After initially indicating he would pursue the Dunbar High School head football coach position, James Lacking has decided otherwise.
According to Dayton Public Schools board member Joe Lacey on Thursday, Lacking will submit his “non-acceptance” of the position to the board. Lacey also indicated Lacking believes former coach Darran Powell deserves the position and supports his appointment.
Lacking would neither confirm nor deny his intention when asked for comment Thursday.
That was the latest in a series of events that still left Dunbar without a head football coach four weeks from preseason practice.
Here’s how events unfolded the last 10 days:
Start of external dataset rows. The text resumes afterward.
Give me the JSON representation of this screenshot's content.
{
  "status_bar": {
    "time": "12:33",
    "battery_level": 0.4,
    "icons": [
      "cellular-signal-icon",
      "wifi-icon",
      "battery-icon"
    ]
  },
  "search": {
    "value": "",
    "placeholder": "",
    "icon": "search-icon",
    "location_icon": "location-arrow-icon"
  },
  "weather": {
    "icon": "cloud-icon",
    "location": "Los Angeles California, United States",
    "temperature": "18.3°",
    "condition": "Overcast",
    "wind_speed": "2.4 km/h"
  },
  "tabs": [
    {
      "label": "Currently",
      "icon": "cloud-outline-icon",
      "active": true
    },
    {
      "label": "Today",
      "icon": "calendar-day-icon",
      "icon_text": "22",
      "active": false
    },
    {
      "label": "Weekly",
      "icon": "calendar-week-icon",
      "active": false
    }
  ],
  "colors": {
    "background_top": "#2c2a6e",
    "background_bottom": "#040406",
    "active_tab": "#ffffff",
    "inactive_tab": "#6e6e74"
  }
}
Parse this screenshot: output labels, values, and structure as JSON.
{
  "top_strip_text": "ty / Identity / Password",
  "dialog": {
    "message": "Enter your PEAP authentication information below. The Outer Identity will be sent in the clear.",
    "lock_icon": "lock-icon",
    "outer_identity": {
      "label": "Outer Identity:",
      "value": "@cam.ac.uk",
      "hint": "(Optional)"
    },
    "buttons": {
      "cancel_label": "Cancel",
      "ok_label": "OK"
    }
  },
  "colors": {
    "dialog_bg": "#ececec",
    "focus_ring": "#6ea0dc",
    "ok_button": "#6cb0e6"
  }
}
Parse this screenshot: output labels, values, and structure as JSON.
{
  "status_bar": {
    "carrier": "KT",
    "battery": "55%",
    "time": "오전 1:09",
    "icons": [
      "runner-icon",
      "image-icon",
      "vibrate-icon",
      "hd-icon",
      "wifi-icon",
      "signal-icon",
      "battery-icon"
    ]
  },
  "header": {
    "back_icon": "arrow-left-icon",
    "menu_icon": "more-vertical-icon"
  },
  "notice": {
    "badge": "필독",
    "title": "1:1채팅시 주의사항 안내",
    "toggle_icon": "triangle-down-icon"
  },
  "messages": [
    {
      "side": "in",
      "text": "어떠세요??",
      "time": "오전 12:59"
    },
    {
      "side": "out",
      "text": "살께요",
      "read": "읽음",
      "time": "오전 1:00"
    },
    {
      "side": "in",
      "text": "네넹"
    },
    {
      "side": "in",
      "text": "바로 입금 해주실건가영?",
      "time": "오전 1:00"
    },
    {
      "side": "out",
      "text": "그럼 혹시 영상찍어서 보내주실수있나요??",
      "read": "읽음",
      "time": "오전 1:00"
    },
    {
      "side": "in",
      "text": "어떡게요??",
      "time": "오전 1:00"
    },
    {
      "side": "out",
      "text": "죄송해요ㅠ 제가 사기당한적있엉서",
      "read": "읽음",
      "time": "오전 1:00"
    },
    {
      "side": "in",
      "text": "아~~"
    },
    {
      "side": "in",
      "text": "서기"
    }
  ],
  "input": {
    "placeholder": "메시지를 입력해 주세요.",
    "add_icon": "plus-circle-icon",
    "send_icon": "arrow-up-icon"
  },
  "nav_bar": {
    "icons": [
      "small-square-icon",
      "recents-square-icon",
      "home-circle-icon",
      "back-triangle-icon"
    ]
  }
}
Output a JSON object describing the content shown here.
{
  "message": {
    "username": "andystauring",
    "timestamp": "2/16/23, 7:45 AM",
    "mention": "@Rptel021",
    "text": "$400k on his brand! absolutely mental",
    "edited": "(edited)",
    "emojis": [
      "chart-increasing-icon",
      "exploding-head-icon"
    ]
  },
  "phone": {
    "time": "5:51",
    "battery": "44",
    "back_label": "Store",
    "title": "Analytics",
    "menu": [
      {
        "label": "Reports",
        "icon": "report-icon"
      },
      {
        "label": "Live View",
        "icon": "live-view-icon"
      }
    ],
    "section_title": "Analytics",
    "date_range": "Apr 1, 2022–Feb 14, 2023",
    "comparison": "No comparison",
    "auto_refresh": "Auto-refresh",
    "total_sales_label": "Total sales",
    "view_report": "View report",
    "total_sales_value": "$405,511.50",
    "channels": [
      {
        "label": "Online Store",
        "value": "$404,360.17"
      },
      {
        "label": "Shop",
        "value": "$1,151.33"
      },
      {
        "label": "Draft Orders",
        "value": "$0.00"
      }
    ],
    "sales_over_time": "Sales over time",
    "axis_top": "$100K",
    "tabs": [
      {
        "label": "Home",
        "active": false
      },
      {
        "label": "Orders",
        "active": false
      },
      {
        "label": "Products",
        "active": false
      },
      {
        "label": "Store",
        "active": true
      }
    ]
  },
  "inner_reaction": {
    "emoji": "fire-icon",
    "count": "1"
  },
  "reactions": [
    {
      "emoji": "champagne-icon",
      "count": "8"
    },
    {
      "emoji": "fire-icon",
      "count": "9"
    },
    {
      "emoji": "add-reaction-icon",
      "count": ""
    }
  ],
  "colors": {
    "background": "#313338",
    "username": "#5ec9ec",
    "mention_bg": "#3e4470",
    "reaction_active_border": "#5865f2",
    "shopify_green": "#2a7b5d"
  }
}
• The school board voted not to renew Powell as Dunbar’s football coach.
• Because he was the No. 2 candidate, DPS Human Resources asked Lacking the next day if he were still interested in the job, and he said yes, according to Superintendent Rhonda Corr.
• The board approved Lacking as coach during a retreat last Saturday.
• During Tuesday’s board meeting, Lacking said no one from the school district informed him he had been hired, more than 72 hours after the retreat.
• Thursday, board member Lacey indicated Lacking will not accept the position, citing a message from the school district’s attorney to all board members.
Tuesday was a bizarre school board night. Dozens of Dunbar and Powell supporters — parents, players and coaches (including Powell and Lacking) — crowded into a tiny sixth floor conference room with the school board. Many were among the 1,500-plus who signed an online petition asking for the board to re-hire Powell.
School board members thanked the group for their interest and encouraged them to get their issue added to the agenda for a July 11 school board meeting. But neither the board members nor Corr mentioned that they had already approved Lacking — a fact most in the room seemed unaware of.
The online school board agenda for last Saturday was an oddity, listing a “James Jacking” for consideration for the Dunbar post. Asked whether that name was misspelled, Lacey indicated that, yes, Lacking was the hire.
School board office manager Cherisse Kidd confirmed that all of Saturday’s personnel items had been approved. Tuesday, Lacking said he had not received notification. By Thursday, Lacey said Lacking would no longer pursue the position.
Late Tuesday night, DPS announced there will be another school board meeting at 4:30 p.m. Friday. The notice said only that the board will “vote on recommendations from the superintendent and/or treasurer.”
The only order of business for Tuesday night’s meeting was a closed executive session to discuss the employment of unnamed school personnel. The school board did not vote on any hires.
“It’s overwhelming,” Powell said of Tuesday’s turnout. “I definitely appreciate all the love and support that we’ve gotten over the past week. It just shows that we’re truly family. Dunbar is deeper than just sports. They have my back and I love them for that.”
Powell said Dunbar’s coaches from last season still have been “conducting business day to day” with the team during summer activities. Many of those coaches were there Tuesday, including Lacking, who coached Dunbar’s offensive and defensive lines since Powell has been the head coach the last four seasons.
“We’re not going to leave the kids high and dry,” Powell said. “We’re still going to continue to do it unless they bring me back or bring somebody else in.”
Dunbar forfeited the final two games last season for using an academically ineligible player. Investigations by both the school district and the Ohio High School Athletic Association revealed that coaches and athletic directors did not fully understand the eligibility system.
During the final game against Belmont, once the ineligibility issue was understood, Dunbar called time out, had an emotional sideline team discussion, then ran two questionable plays that the OHSAA charged were intent to lose the game.
Dunbar’s coaches said that directive came from districtwide athletic director Mark Baker, who has denied it multiple times, but has declined to speak to the media about that. The school board gave Baker a two-year contract extension this past spring before declining to retain Powell.
OHSAA officials placed all DPS high school athletic programs on three years of probation and fined DPS $10,000. It targeted Baker, saying the instruction to lose the game came from him.
Nicole Robinson, whose son plays for Dunbar, said parents attended Tuesday’s meeting to support coaches and players, “to move forward in a positive manner for the upcoming football season,” she said.
“We’ve had some ups and downs, but in terms of making sure the students had tutors and things in place to make sure they were eligible to be on the field, we’ve always come together collectively as a group to support our players and our coaches.”
Joseph Scates, a Dunbar standout receiver who has drawn recruiting interest from some of the nation’s top programs, said summer on-field work for Dunbar football “has been going great.”
“The coaching staff and coaching jobs are still kinda complicated and that’s why we’re here (Tuesday) now to get things straightened out,” Scates said. “Darran is more than just a coach to us. It’s more to it than just football. He actually loves us and has been building us and wants us to grow up and be successful young men. … We’re going the extra mile for him because he goes the extra mile for us.”